6-MINUTE READ · By Tina Arnoldi
By now, we hope you have become familiar with Data Studio. In this post, I’ll show you an advanced feature of Data Studio – using calculated metrics – and provide another example of reporting with a non-Google data source, this time including Twitter data.
Initially, the free version of Data Studio had a five-report limit per account compared to the number of reports allowed on the enterprise version. In February, Google removed that limit to allow unlimited reporting in the free version so you do not have to re-use reporting slots.
The easiest way to get started with Data Studio is to visit the Google Data Studio Gallery and use an existing report template. This way you can drill into the different features in the report to learn how they were created. And once you make a copy and add it to your account, you are able to make edits. The two screenshots below are from the Google Data Studio Gallery.
Also, you can take a look at the reports other companies create to get some design inspiration.
First steps in Google Data Studio
To create a new report, log into Data Studio with a Google account. You can see the connectors available in the below screen, such as Google Analytics and applicable demo accounts, such as the Google Merchandise Store. Later I will show you how to use Google Sheets to pull in data from Twitter.

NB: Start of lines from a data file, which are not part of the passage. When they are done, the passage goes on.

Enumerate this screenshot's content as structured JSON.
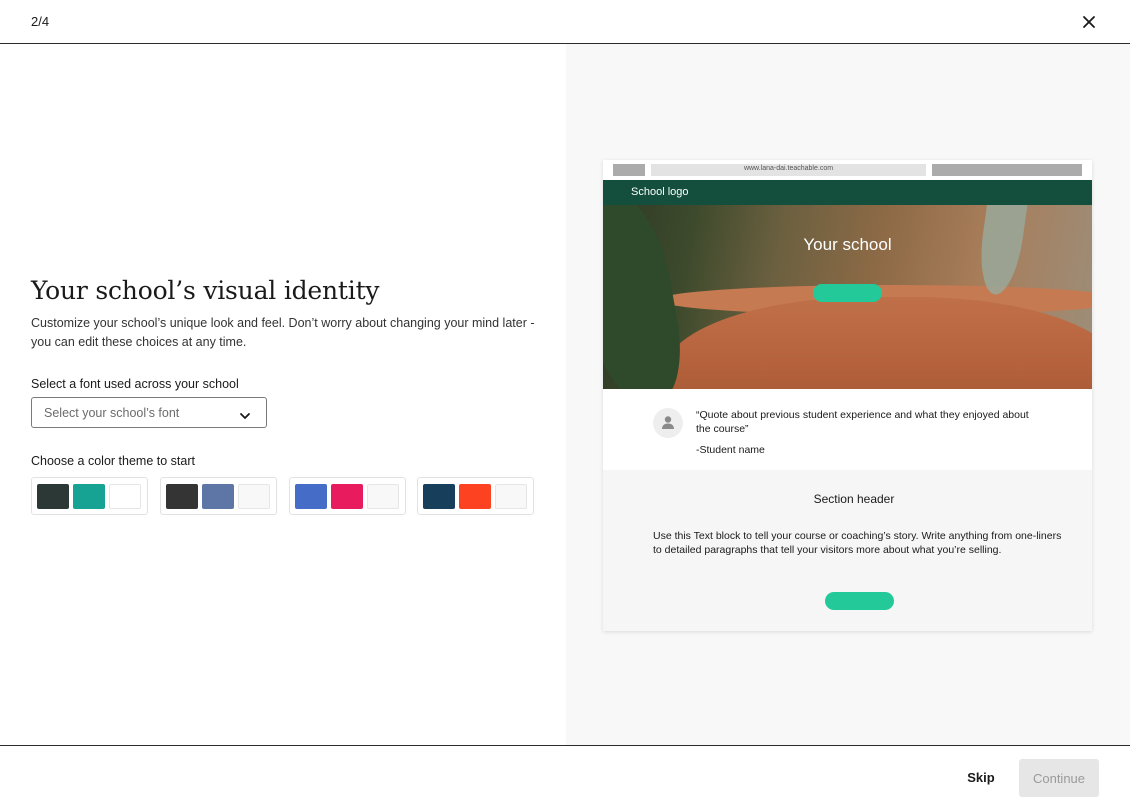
{
  "header": {
    "step": "2/4"
  },
  "main": {
    "title": "Your school’s visual identity",
    "description": "Customize your school’s unique look and feel. Don’t worry about changing your mind later - you can edit these choices at any time.",
    "font_label": "Select a font used across your school",
    "font_select": {
      "placeholder": "Select your school’s font"
    },
    "theme_label": "Choose a color theme to start",
    "themes": [
      {
        "colors": [
          "#2b3836",
          "#16a394",
          "#ffffff"
        ]
      },
      {
        "colors": [
          "#343434",
          "#5d76a5",
          "#f8f8f8"
        ]
      },
      {
        "colors": [
          "#456dc8",
          "#e81b5e",
          "#f8f8f8"
        ]
      },
      {
        "colors": [
          "#173f5b",
          "#fc4221",
          "#f8f8f8"
        ]
      }
    ]
  },
  "preview": {
    "url": "www.lana-dai.teachable.com",
    "logo": "School logo",
    "hero_title": "Your school",
    "quote": "“Quote about previous student experience and what they enjoyed about the course”",
    "quote_author": "-Student name",
    "section_header": "Section header",
    "section_body": "Use this Text block to tell your course or coaching’s story. Write anything from one-liners to detailed paragraphs that tell your visitors more about what you’re selling.",
    "accent_color": "#23c999",
    "nav_color": "#134f3c"
  },
  "footer": {
    "skip_label": "Skip",
    "continue_label": "Continue"
  }
}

Once you are familiar with some of the reports from the gallery, you are ready to start creating reports for data driven decisions in your organization. When you talk to your team about the type of data you want, draw it out first. It can be a simple sketch with pen and paper.
In the start, identify the audience. Is it members of your marketing team who need to drill into detail or executives who are looking for a high-level overview? What is the purpose of your Data Studio report? Is there a clear action or decision to be made by recipients when they receive the report?
As you work on your reports and learn how to use the different fields and formulas available in Data Studio, spend some time in Google’s support documentation to learn about the different options. In this post, I want to introduce you to calculated fields and then show you how to apply that advanced feature using a Twitter data source.
Calculated fields allow you to combine and group data into metrics and dimensions and are added to your data source. An example of a calculated metric shown in this video by Google Analytics is Profit Margin. You do this by first creating a field calling Profit. In this example, it is assumed that we have fields in our data source called revenue and a field called expenses so the new Profit field is calculated as Revenue – Expenses.
After you’ve calculated profit, you can create Profit Margin and set it to be displayed as a percentage value. You can find a good list of equations for main metrics from this blogpost.
The video also shows you how you can create a custom dimension, such as grouping country values in your data source as a new calculated field you can call sales region. This is done with the CASE statement which “lets you add logic-based flow control to a calculated field” and the regular expression match function. Do not worry if you have not use RegEx (regular expressions) or CASE statements in the past. You can still follow along with this example so you are aware of the capabilities of Data Studio for calculating your own fields.
Supermetrics for Google Sheets and Data Studio
Let’s now look at how you might use Supermetrics for Google Sheets and Google Data Studio to use data outside of Google which will include a calculated field. With this Add-on, you extend the capabilities of what Google offers in Data Studio by using non-Google data sources, such as Twitter. Google Sheets will pull in Twitter data by using the Supermetrics Add-on. From the Data Studio side, Google Sheets is then selected as the data source.
You start in Google Sheets with the Supermetrics Add-on installed. Select the Add-on and choose a Data Source of Twitter data with the fields you want to pull into sheets. In the below example, you can see the Twitter field names on the right and partial results on the left hand side in resulting Google Sheet:
Next, in Data Studio, I create a new Data Source and choose the Google Sheet that has my Twitter data (which in this case is Sheet2).
Next, I create a simple table in Data Studio to display the Twitter fields that are in Google Sheet2.
Once I had the existing Twitter dimensions and metrics in my Data Studio table, I created an additional field to measure popularity, which of course is definitely subjectively. To make this simple, my new calculated field is called Popular and I will measure Twitter popularity by adding the Tweet retweet count to the Tweet like count as seen below in the calculated field.
The below table shows the Tweet retweet count and Tweet like count fields which were automatically pulled from the Google Sheet that had my Twitter data. The third field is one I calculated from this data for a metric of popularity.
This of course is a very simple example of a calculated field, but shows you the capabilities of Data Studio and the ability to extend those capabilities to pull in non-Google data, such as Twitter, with the Supermetrics Add-on.
I am sure there is a lot more to come with Data Studio which you can follow in Google’s Data Studio forum and can learn more from Google’s support files. Supermetrics is planning to release more Google Data Studio Templates, so stay tuned up!
About Tina Arnoldi
Tina Arnoldi is Analytics and AdWords Qualified and one of the few people in the United States recognized as a Google Developer Expert (GDE) for marketing. Her agency, 360 Internet Strategy, is also a Google Partner. You can learn more about her on LinkedIn